For anyone unfamiliar with the site always check the FRESHWATER, SALTWATER and TACK-TICS pages. The Saltwater page now extends back as a record of over several years of (mostly) sea fishing and may be a useful guide as to when to fish. The Freshwater stuff is also up to date now. I keep adding to both. These pages are effectively my diary and the latest will usually be about fishing in the previous day or two. As you see I also add the odd piece from my friends and correspondents if I've not been doing much. The Tactics pages which are chiefly 'how I do it' plus a bit of science are also updated regularly and (I think) worth a read (the earlier ones are mostly tackle and 'how to do it' stuff).

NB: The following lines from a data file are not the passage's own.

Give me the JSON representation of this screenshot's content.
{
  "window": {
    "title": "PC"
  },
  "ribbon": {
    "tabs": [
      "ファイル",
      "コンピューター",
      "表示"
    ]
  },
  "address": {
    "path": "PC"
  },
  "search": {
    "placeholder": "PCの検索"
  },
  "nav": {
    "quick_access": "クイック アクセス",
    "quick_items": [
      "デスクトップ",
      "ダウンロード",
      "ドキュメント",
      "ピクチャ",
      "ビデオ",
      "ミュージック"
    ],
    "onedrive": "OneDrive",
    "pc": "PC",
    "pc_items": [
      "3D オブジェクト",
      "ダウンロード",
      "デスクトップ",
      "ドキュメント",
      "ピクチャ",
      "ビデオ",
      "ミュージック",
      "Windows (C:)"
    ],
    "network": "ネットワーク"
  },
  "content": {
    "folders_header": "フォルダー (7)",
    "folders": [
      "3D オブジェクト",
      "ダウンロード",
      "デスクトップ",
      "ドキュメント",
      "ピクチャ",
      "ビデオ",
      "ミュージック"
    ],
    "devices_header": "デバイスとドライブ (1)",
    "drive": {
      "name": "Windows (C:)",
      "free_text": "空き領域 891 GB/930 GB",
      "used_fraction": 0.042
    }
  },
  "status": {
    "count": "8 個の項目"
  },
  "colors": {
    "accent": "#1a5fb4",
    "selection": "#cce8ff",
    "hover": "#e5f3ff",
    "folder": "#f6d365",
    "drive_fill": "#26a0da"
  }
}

After catching a decent carp two days ago I was enthused to try again in the same place. This time it was overcast and a good deal windier than on the previous trip but still fairly mild. I noticed immediately that there were less fish showing than on my previous session and, more disturbingly, there was no accumulation of dust and scum in 'my corner'. Anyway, I stuck a crust on and lowered it into the margin. After about half an hour with no sign of interest I was beginning to lose my concentration (I often do). The only fish movement I'd seen was in the reed bed a few metres out. I reeled in, put on another crust, dunked it and pitched it out into the reeds. The braid billowed as I cast and draped itself over a twig about six feet above the water so I laid the rod down and tightened just enough to move the crust an inch or so. Again I waited.
After about five minutes a fish nuzzled the crust and left it. Now I was all agog and five minutes later the bait was sucked in and I waited for the rod to bend before picking it up to feel a strong resistance. Now it turned into a bit of a tug of war as I tried to haul the carp out of the reeds. Eventually I succeeded and the fish lurched away to the left picking up a loose branch broken off an alder tree as it went. There's always a bit of excitement when you're catching carp. It was probably anothe five minutes before I was able to slide the fish over the rim of my net - a beautiful, golden scaled common of about eight pounds. Wonderful stuff!
That evening I had a couple of bass on lures from the coast - a really good day!
If you have any comments or questions about fish, methods, tactics or 'what have you!' get in touch with me by sending an E-MAIL to - email@example.com
Not big but beautiful.